- _Directions for this task_
Across these entries, how many lines contain the word "true"? Answer with only the number.

- _Given entries_
═══
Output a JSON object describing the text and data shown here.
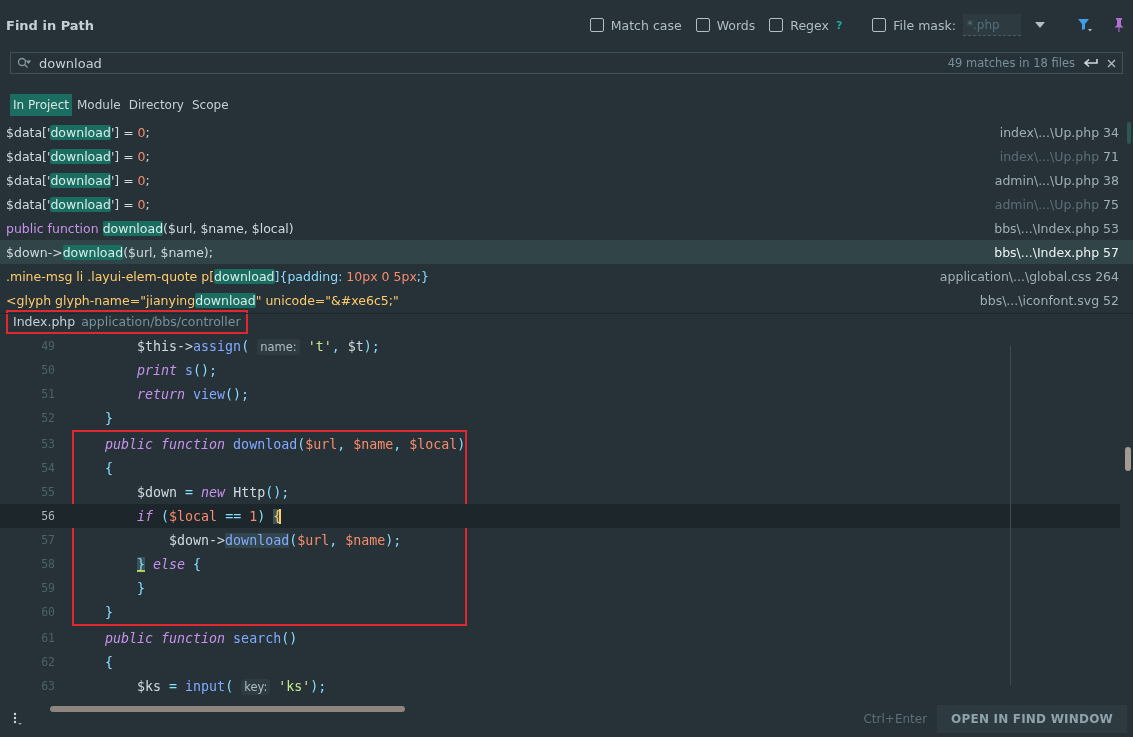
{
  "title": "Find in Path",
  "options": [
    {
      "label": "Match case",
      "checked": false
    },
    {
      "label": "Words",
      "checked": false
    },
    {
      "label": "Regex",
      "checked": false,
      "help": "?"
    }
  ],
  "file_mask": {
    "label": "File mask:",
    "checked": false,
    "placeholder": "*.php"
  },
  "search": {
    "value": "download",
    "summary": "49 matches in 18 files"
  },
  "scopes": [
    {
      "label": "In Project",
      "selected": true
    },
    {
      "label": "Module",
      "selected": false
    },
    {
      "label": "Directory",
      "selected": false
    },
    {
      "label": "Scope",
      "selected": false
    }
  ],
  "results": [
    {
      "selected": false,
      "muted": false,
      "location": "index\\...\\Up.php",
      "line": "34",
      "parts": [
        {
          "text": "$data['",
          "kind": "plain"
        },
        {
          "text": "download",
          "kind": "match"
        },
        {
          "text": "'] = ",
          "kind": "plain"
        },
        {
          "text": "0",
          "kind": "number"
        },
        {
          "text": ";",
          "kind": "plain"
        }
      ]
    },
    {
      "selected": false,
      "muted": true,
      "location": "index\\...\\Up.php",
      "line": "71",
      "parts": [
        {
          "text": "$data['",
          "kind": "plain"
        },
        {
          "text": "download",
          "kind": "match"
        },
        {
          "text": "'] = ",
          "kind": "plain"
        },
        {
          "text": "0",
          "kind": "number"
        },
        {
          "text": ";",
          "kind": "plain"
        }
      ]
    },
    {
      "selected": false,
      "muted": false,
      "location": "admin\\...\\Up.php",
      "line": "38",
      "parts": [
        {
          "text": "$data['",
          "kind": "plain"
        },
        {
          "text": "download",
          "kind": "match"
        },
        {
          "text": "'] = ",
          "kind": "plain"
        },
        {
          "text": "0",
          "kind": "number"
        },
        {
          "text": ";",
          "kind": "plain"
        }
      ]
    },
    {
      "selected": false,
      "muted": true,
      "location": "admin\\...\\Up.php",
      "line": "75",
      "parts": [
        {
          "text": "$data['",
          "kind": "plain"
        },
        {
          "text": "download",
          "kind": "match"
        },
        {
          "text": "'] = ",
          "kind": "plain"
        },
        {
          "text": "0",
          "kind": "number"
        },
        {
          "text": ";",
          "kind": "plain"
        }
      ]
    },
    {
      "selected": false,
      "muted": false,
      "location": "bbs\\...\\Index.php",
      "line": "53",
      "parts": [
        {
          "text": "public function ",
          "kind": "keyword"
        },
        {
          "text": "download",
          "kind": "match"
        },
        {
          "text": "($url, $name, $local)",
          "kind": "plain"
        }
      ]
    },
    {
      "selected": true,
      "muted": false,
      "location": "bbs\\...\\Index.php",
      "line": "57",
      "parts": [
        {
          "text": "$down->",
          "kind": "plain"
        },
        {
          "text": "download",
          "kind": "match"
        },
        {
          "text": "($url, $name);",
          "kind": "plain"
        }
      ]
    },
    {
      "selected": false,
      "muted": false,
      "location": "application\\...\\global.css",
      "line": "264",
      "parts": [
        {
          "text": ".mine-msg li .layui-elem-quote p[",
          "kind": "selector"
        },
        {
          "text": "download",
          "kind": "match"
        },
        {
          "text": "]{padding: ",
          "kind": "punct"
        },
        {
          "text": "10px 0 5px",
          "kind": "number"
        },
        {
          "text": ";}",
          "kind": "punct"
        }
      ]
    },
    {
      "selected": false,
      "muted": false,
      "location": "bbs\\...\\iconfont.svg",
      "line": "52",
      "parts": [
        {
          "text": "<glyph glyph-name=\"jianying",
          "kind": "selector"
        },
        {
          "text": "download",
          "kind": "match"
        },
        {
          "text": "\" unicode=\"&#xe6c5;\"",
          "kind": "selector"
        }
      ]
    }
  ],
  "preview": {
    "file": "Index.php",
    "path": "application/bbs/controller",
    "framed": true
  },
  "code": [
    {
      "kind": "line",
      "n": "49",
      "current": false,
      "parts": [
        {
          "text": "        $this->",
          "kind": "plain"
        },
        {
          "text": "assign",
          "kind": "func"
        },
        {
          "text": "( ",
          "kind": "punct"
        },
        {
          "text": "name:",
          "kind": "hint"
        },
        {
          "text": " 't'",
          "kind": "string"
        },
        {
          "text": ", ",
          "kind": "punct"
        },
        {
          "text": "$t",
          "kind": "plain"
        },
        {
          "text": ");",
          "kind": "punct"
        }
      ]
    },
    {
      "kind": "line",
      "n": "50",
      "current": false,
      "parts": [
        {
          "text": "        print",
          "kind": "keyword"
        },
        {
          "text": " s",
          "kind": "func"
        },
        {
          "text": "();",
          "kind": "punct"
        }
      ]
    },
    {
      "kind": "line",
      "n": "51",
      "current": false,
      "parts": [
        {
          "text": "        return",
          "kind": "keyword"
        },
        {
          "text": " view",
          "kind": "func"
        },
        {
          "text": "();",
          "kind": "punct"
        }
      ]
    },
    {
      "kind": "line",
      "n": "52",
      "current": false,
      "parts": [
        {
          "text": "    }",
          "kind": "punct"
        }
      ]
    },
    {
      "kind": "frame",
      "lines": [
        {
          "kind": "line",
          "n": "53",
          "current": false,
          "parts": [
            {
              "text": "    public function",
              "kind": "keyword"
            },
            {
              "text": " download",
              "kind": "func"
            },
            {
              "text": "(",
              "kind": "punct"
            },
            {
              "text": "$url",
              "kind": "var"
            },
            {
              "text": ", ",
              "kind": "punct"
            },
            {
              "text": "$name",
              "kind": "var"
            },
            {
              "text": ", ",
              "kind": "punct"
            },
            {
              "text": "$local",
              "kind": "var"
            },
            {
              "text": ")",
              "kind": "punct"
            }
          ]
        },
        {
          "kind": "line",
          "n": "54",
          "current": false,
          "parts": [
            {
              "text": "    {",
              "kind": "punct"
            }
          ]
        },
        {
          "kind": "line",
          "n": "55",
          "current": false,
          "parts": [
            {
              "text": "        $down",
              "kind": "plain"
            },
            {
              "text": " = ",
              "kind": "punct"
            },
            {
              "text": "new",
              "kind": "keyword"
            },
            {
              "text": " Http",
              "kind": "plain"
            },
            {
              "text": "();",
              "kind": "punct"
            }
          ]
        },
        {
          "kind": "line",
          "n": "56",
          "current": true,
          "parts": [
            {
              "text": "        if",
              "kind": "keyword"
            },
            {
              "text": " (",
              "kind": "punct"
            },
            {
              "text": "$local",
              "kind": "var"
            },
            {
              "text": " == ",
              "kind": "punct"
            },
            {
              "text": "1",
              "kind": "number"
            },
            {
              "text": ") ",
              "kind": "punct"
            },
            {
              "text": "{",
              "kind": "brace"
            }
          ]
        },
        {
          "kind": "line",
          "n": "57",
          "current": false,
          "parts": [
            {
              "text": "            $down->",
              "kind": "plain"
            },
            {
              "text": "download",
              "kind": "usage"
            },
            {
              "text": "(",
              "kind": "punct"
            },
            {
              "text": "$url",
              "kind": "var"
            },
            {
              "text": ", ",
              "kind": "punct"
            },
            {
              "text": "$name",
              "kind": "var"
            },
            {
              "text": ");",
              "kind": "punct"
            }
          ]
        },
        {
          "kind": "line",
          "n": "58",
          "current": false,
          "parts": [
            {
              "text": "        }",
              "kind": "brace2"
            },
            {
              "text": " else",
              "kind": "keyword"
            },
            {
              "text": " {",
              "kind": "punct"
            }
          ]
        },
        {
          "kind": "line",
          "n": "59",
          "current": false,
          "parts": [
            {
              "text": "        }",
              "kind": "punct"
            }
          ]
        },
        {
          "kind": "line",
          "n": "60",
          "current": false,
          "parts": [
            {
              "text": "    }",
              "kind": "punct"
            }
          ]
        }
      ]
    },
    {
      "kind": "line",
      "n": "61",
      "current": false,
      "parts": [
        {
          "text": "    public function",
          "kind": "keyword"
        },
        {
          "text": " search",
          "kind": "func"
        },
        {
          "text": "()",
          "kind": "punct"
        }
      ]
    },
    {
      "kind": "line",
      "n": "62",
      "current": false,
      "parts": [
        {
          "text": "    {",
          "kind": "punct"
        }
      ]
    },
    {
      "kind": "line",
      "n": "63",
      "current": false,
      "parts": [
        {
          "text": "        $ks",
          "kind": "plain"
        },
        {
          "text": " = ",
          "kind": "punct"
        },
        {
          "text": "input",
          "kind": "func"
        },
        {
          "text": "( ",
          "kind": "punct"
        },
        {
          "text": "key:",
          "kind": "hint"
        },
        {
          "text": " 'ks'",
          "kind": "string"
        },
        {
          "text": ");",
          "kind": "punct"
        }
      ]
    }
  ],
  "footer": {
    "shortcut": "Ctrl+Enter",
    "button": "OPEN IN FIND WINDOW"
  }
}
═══
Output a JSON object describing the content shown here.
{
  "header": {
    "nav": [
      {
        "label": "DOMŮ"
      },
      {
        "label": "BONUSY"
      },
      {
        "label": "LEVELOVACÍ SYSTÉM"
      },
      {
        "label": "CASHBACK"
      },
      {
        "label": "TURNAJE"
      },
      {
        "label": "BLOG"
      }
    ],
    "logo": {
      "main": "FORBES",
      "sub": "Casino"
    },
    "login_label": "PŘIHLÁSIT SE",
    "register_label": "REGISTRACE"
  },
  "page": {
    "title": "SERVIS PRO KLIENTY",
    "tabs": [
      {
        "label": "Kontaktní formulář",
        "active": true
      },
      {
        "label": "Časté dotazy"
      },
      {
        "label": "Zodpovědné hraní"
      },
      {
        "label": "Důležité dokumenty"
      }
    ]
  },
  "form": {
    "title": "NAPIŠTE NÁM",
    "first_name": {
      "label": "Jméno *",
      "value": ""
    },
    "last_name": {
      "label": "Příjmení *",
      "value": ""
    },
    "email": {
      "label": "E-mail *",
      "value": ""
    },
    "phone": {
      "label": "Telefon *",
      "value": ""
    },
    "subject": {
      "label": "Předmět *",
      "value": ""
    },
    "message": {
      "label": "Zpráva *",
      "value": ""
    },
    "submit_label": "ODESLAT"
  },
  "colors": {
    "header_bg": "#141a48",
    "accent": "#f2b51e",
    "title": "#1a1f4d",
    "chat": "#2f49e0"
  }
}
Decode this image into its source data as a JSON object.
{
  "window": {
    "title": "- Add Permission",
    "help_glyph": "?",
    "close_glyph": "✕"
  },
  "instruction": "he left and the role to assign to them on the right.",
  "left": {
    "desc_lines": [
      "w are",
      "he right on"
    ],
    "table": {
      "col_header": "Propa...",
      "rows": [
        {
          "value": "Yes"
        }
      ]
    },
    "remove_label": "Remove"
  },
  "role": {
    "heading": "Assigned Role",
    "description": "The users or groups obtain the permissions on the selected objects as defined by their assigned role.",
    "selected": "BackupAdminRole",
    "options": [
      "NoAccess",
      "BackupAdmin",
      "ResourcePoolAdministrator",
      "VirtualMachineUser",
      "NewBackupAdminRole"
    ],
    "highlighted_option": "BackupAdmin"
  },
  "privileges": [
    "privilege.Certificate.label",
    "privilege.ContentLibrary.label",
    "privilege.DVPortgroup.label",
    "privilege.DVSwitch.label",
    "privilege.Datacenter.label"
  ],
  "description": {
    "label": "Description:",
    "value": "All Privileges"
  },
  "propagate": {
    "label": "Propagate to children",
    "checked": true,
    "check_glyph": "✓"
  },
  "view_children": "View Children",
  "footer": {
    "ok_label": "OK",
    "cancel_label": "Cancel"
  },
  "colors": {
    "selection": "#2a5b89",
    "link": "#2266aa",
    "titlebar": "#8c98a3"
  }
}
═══
- _Reply_
8